John Harbison/Terell Stafford (April 4 at Rock Hall, Temple University). Venerable classical composer Harbison is also a serious jazz pianist and, in that role, headlines this Network for New Music concert with trumpeter Stafford (a Temple University faculty member) and members of the Network for New Music Ensemble. First comes a program of works by Stafford, Uri Caine, James Primosch, Anna Weesner, and Bobby Zankel, layering "jazz and classical traditions to create works that tell America's story with today's voices." (Information: 215-8487647, www.networkfornewmusic.org.) - P.D.

Julia Wolfe (April 26-27 at the Rotunda at Penn). The Mendelssohn Club of Philadelphia has long maintained a new-music presence in its season, but on these dates, it merges with the downtown Manhattan cutting-edge Bang on a Can collective for the premiere of Julian Wolfe's Anthracite Fields, about the Pennsylvania coal-mining industry. Wolfe is familiar with Americana: Her Steel Hammer, a Pulitzer Prize finalist, was about the mythical John Henry. But rest assured: It won't sound like Aaron Copland. (Information: 215-735- 9922, www.mcchorus.org.) - D.P.S.

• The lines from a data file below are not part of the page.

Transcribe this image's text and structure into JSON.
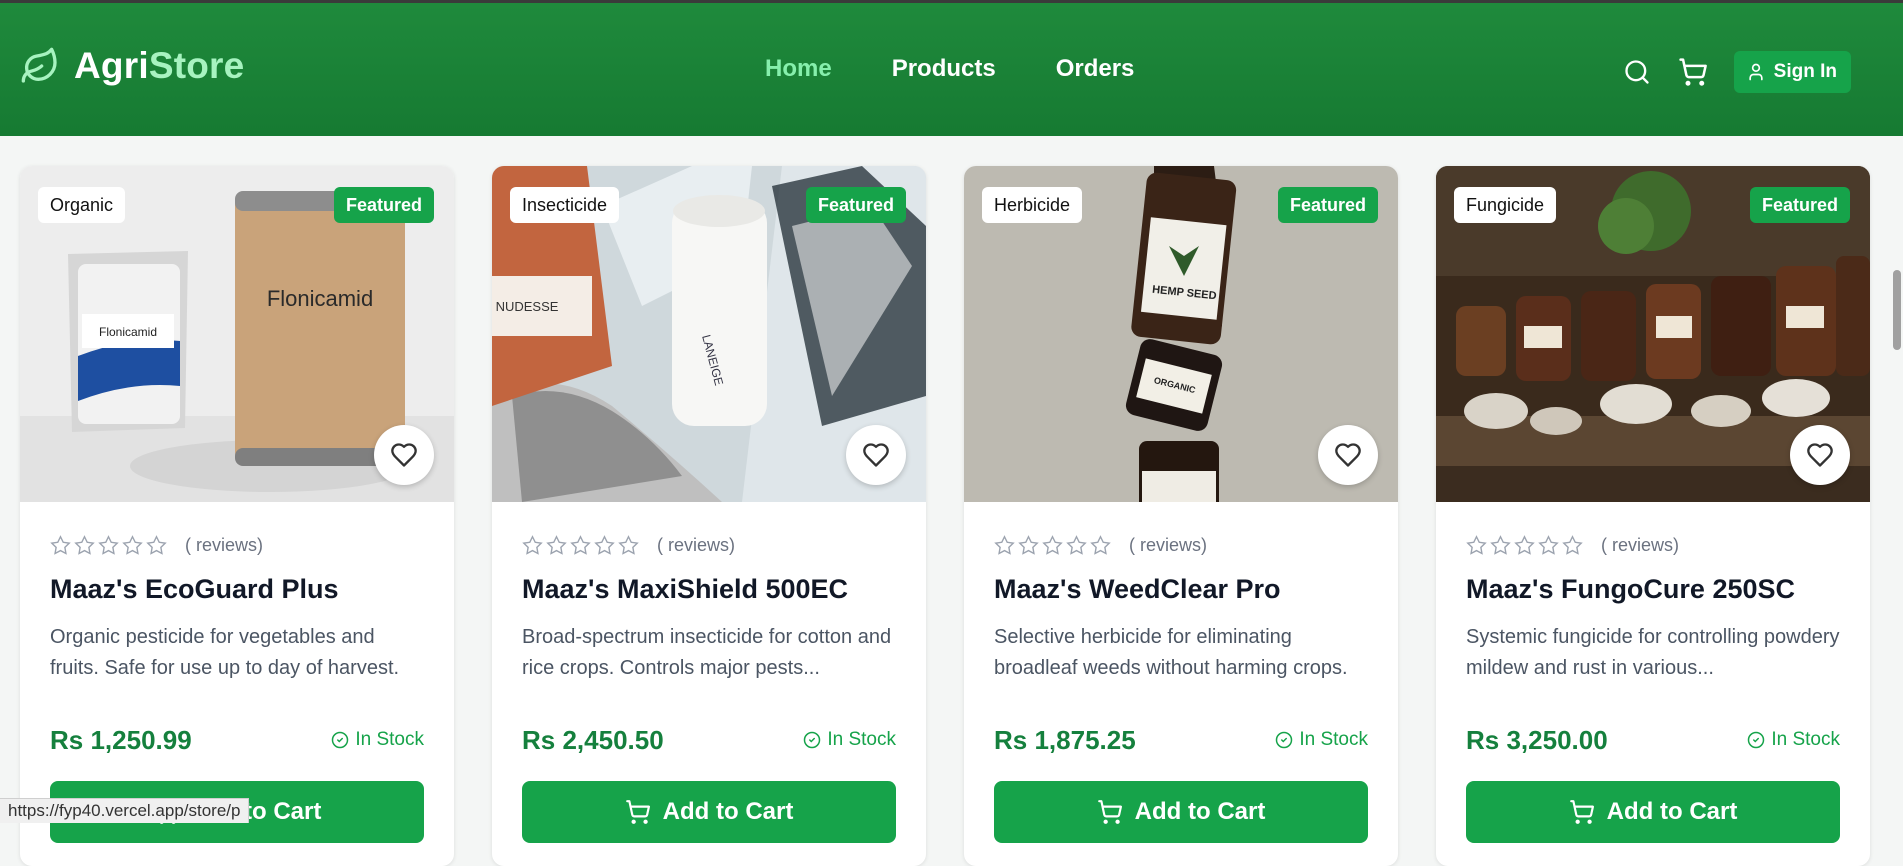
{
  "header": {
    "brand_part1": "Agri",
    "brand_part2": "Store",
    "nav": [
      {
        "label": "Home",
        "active": true
      },
      {
        "label": "Products",
        "active": false
      },
      {
        "label": "Orders",
        "active": false
      }
    ],
    "signin_label": "Sign In"
  },
  "products": [
    {
      "category": "Organic",
      "featured": "Featured",
      "reviews": "( reviews)",
      "name": "Maaz's EcoGuard Plus",
      "description": "Organic pesticide for vegetables and fruits. Safe for use up to day of harvest.",
      "price": "Rs 1,250.99",
      "stock": "In Stock",
      "cta": "Add to Cart",
      "image_text_1": "Flonicamid",
      "image_text_2": "Flonicamid"
    },
    {
      "category": "Insecticide",
      "featured": "Featured",
      "reviews": "( reviews)",
      "name": "Maaz's MaxiShield 500EC",
      "description": "Broad-spectrum insecticide for cotton and rice crops. Controls major pests...",
      "price": "Rs 2,450.50",
      "stock": "In Stock",
      "cta": "Add to Cart",
      "image_text_1": "NUDESSE",
      "image_text_2": "LANEIGE"
    },
    {
      "category": "Herbicide",
      "featured": "Featured",
      "reviews": "( reviews)",
      "name": "Maaz's WeedClear Pro",
      "description": "Selective herbicide for eliminating broadleaf weeds without harming crops.",
      "price": "Rs 1,875.25",
      "stock": "In Stock",
      "cta": "Add to Cart",
      "image_text_1": "HEMP SEED",
      "image_text_2": "ORGANIC"
    },
    {
      "category": "Fungicide",
      "featured": "Featured",
      "reviews": "( reviews)",
      "name": "Maaz's FungoCure 250SC",
      "description": "Systemic fungicide for controlling powdery mildew and rust in various...",
      "price": "Rs 3,250.00",
      "stock": "In Stock",
      "cta": "Add to Cart",
      "image_text_1": "",
      "image_text_2": ""
    }
  ],
  "statusbar": "https://fyp40.vercel.app/store/p",
  "colors": {
    "header": "#1a8538",
    "accent_green": "#16a34a",
    "price_green": "#15803d",
    "nav_active": "#86efac"
  }
}
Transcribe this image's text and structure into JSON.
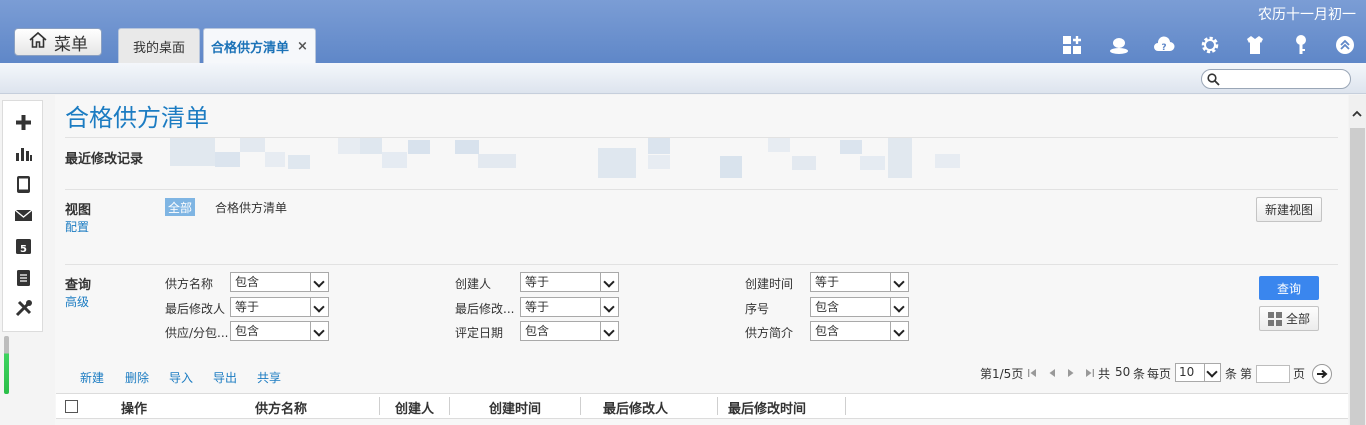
{
  "header": {
    "lunar_date": "农历十一月初一",
    "menu_label": "菜单",
    "tabs": [
      {
        "label": "我的桌面",
        "active": false
      },
      {
        "label": "合格供方清单",
        "active": true
      }
    ],
    "tab_close": "×",
    "toolbar_icons": [
      "add-widget-icon",
      "user-icon",
      "cloud-help-icon",
      "gear-icon",
      "shirt-icon",
      "key-icon",
      "collapse-up-icon"
    ]
  },
  "search": {
    "placeholder": ""
  },
  "leftbar_icons": [
    "plus-icon",
    "bar-chart-icon",
    "tablet-icon",
    "mail-icon",
    "calendar-icon",
    "clipboard-icon",
    "tools-icon"
  ],
  "page": {
    "title": "合格供方清单",
    "recent_label": "最近修改记录",
    "view": {
      "label": "视图",
      "config_link": "配置",
      "all_badge": "全部",
      "view_name": "合格供方清单",
      "new_view_button": "新建视图"
    },
    "query": {
      "label": "查询",
      "advanced_link": "高级",
      "fields": [
        [
          {
            "label": "供方名称",
            "value": "包含"
          },
          {
            "label": "创建人",
            "value": "等于"
          },
          {
            "label": "创建时间",
            "value": "等于"
          }
        ],
        [
          {
            "label": "最后修改人",
            "value": "等于"
          },
          {
            "label": "最后修改...",
            "value": "等于"
          },
          {
            "label": "序号",
            "value": "包含"
          }
        ],
        [
          {
            "label": "供应/分包...",
            "value": "包含"
          },
          {
            "label": "评定日期",
            "value": "包含"
          },
          {
            "label": "供方简介",
            "value": "包含"
          }
        ]
      ],
      "search_button": "查询",
      "all_button": "全部"
    },
    "actions": [
      "新建",
      "删除",
      "导入",
      "导出",
      "共享"
    ],
    "pager": {
      "page_info": "第1/5页",
      "total_prefix": "共",
      "total": "50",
      "total_suffix": "条",
      "per_page_label": "每页",
      "per_page": "10",
      "per_page_suffix": "条",
      "goto_prefix": "第",
      "goto_suffix": "页"
    },
    "table": {
      "columns": [
        "操作",
        "供方名称",
        "创建人",
        "创建时间",
        "最后修改人",
        "最后修改时间"
      ]
    }
  }
}
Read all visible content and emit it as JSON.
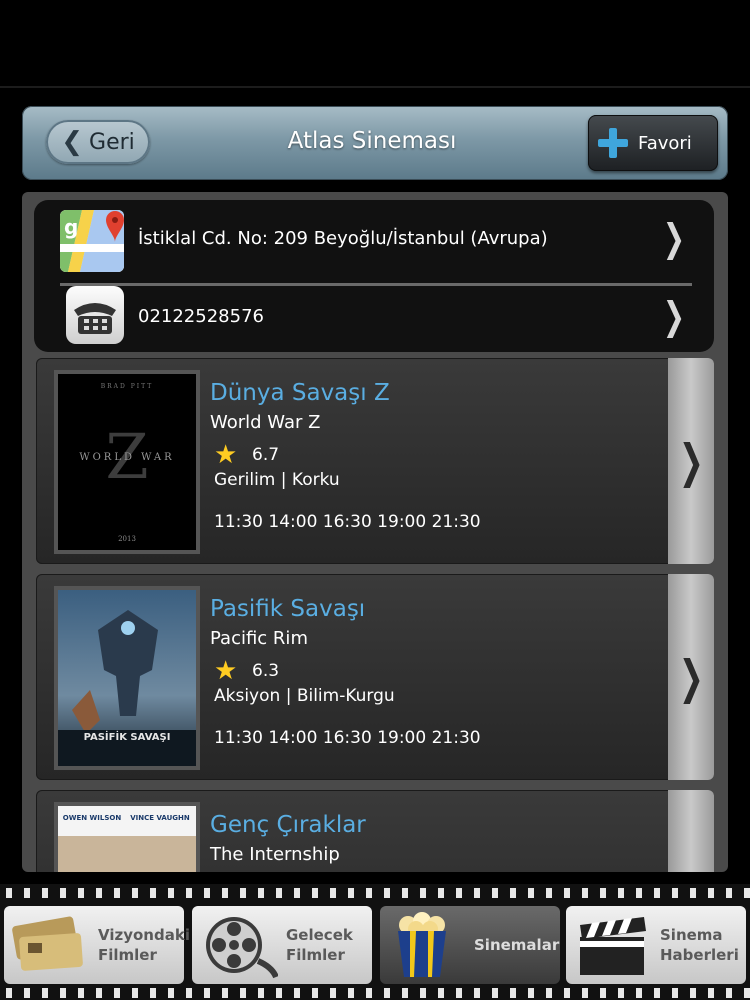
{
  "header": {
    "back_label": "Geri",
    "title": "Atlas Sineması",
    "favorite_label": "Favori"
  },
  "info": {
    "address": "İstiklal Cd. No: 209 Beyoğlu/İstanbul (Avrupa)",
    "phone": "02122528576"
  },
  "movies": [
    {
      "title": "Dünya Savaşı Z",
      "original_title": "World War Z",
      "rating": "6.7",
      "genre": "Gerilim | Korku",
      "times": "11:30 14:00 16:30 19:00 21:30",
      "poster_text": {
        "top": "BRAD PITT",
        "main": "WORLD WAR",
        "letter": "Z",
        "year": "2013"
      }
    },
    {
      "title": "Pasifik Savaşı",
      "original_title": "Pacific Rim",
      "rating": "6.3",
      "genre": "Aksiyon | Bilim-Kurgu",
      "times": "11:30 14:00 16:30 19:00 21:30",
      "poster_text": {
        "main": "PASİFİK SAVAŞI"
      }
    },
    {
      "title": "Genç Çıraklar",
      "original_title": "The Internship",
      "poster_text": {
        "left": "OWEN WILSON",
        "right": "VINCE VAUGHN"
      }
    }
  ],
  "tabs": [
    {
      "label_1": "Vizyondaki",
      "label_2": "Filmler",
      "icon": "ticket-icon"
    },
    {
      "label_1": "Gelecek",
      "label_2": "Filmler",
      "icon": "film-reel-icon"
    },
    {
      "label_1": "Sinemalar",
      "label_2": "",
      "icon": "popcorn-icon"
    },
    {
      "label_1": "Sinema",
      "label_2": "Haberleri",
      "icon": "clapperboard-icon"
    }
  ],
  "colors": {
    "accent_title": "#5aaee2",
    "favorite_plus": "#3fa6dc",
    "star": "#ffcc22"
  }
}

Manon (in April and May at various venues). Jules Massenet's masterpiece is the Academy of Vocal Arts' spring production - in yet another collaboration by two artists so strong-minded that some worried they wouldn't be able to be in the same room. But here they are again, conductor Christofer Macatsoris and Tito Capobianco. Whatever comes out, it'll be interesting. April 26 and 29, and May 1 and 3 at the Helen Corning Warden Theater; May 7 at the Haverford School; May 10 at Central Bucks South High School, Warrington. (Information: 215-735-1685, www.avaopera.org.) - D.P.S.

 Sarah Shafer/Richard Goode (May 6 at the American Philosophical Society). Emerging soprano Shafer and veteran pianist Goode made unlikely magic in their last joint appearance here and promise to do so again in this concert, alternating between solo and collaborative works. Beethoven, Schumann, Debussy, and Wolf are on the program. (Information: 215-569-8080, www.pcmsconcerts.org.) - P.D.

Yannick Nézet-Séguin conducts "Salome" (May 8 and 10 at the Kimmel Center). The darling of the Metropolitan Opera, the Philadelphia Orchestra's music director brings his opera-conducting skills home with Richard Strauss' Salome, starring Camilla Nylund in the title role. (Information: 215893-1999, www.philorch.org.) - D.P.S.

Frederica von Stade, "A Coffin in Egypt" (in June at the Kimmel Center). Luckily, Von Stade hasn't stuck to her retirement-from-opera announcement of several years ago. Ricky Ian Gordon and Leonard Foglia wrote A Coffin in Egypt for her, about a 90-year-old matron in Egypt, Texas, with some sordid tales to tell. Opera Philadelphia presents at the Kimmel on June 6, 8, 11, 13, and 15. (Information: 215-893- 1018, www.operaphila. org.)  - D.P.S.


For expanded coverage, go to www.inquirer.com/springclassicalEndText